- [How to complete this task] Examine each line of the data. Copy the line if it includes the word "JSON".

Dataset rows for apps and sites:
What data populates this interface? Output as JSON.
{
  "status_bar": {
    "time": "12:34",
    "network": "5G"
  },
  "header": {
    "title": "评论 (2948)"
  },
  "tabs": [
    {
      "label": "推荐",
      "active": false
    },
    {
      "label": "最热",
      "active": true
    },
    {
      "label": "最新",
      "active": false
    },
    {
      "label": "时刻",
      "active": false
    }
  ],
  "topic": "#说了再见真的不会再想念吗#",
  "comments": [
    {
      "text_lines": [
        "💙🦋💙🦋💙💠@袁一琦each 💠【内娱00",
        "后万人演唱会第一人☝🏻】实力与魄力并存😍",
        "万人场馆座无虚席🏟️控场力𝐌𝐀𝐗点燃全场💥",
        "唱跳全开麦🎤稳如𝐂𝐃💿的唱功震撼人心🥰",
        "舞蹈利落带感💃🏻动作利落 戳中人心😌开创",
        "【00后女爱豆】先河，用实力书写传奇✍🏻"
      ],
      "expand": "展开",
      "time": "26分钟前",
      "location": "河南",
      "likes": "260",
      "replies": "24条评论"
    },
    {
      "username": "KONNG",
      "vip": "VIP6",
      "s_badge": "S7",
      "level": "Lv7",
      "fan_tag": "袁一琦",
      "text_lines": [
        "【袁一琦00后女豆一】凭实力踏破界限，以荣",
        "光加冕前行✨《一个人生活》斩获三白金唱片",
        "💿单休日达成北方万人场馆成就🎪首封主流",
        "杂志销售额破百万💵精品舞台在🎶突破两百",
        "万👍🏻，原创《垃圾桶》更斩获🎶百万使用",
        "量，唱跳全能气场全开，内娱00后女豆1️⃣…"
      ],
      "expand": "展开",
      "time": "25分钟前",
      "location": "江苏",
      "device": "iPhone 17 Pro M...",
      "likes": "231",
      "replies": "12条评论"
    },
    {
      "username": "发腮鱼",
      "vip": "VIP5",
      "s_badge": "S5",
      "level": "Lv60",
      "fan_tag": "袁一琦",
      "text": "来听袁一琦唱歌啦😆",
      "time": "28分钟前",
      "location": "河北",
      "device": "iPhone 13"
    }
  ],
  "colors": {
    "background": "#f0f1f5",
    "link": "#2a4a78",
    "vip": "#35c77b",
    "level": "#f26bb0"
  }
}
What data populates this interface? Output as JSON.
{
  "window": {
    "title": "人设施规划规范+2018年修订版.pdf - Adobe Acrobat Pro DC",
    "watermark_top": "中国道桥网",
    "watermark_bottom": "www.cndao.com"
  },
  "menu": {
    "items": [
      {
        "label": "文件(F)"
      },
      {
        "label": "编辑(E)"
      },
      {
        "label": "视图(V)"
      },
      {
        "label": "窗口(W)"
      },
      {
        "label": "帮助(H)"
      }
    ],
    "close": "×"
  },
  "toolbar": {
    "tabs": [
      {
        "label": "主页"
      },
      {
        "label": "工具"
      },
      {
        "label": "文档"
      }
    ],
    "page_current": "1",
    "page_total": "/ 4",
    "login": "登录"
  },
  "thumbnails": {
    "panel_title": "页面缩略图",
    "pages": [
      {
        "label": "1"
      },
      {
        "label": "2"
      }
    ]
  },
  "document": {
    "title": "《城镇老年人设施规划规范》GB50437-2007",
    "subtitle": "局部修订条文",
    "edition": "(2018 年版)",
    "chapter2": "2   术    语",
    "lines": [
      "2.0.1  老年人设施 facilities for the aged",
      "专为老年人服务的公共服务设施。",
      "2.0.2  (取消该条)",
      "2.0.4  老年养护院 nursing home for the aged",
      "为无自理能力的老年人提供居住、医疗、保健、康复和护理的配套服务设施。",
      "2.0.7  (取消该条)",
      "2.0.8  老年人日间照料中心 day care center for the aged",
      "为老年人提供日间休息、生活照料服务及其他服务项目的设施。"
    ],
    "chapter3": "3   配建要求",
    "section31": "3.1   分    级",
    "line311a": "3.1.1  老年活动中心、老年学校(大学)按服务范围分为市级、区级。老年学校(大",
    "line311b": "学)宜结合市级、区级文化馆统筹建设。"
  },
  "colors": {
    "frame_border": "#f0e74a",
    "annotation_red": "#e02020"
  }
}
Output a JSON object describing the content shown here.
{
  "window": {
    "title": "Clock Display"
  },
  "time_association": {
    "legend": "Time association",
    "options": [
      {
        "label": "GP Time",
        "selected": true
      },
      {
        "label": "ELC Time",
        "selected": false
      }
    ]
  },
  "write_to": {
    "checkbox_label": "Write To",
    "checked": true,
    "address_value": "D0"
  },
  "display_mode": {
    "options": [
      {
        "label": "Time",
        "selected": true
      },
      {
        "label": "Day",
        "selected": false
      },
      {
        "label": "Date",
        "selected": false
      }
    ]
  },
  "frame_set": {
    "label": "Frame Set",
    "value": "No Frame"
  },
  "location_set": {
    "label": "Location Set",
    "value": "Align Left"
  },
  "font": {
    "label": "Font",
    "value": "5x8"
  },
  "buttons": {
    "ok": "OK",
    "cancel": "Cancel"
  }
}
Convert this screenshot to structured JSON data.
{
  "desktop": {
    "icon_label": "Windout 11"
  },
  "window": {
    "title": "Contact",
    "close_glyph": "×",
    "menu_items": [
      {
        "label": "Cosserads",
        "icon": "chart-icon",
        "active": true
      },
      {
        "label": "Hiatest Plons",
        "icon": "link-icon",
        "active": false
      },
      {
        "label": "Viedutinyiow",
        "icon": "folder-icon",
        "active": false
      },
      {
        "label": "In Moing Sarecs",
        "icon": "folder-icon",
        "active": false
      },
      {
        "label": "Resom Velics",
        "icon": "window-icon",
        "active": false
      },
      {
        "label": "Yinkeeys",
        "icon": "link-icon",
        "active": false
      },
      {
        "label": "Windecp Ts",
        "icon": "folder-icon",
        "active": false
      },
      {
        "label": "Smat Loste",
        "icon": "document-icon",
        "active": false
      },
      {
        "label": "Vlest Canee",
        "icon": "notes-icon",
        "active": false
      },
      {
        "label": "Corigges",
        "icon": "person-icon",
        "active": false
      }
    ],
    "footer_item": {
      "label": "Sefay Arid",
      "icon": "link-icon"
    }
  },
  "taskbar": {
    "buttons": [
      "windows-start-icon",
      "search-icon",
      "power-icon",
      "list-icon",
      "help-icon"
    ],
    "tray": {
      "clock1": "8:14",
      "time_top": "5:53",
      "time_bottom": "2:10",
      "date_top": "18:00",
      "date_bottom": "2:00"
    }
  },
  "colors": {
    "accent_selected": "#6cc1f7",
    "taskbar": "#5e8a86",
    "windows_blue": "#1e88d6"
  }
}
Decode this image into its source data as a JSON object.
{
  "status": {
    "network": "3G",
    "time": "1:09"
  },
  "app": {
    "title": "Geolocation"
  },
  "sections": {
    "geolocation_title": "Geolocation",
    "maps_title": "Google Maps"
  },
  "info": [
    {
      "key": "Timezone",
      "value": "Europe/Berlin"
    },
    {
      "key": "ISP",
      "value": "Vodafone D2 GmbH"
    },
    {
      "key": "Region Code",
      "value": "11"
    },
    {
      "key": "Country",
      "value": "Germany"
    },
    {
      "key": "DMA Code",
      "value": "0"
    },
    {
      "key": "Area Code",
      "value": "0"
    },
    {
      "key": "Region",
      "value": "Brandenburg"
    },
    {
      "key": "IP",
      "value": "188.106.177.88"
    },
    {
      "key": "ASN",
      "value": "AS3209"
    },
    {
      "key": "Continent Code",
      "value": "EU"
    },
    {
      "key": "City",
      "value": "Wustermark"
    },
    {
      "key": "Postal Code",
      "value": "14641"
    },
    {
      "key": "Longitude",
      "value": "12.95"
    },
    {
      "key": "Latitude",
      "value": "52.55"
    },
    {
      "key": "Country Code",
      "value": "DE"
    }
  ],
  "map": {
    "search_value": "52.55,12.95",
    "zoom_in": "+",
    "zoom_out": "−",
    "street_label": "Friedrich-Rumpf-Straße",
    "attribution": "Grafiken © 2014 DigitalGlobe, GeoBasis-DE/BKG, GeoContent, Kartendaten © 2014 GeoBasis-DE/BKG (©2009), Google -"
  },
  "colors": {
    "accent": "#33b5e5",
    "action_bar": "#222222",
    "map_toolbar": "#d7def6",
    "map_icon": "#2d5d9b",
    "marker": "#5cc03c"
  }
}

- [Answer for the task]
What data populates this interface? Output as JSON.
What data populates this interface? Output as JSON.
Output a JSON object describing the content shown here.
Convert this screenshot to structured JSON data.
Decode this image into its source data as a JSON object.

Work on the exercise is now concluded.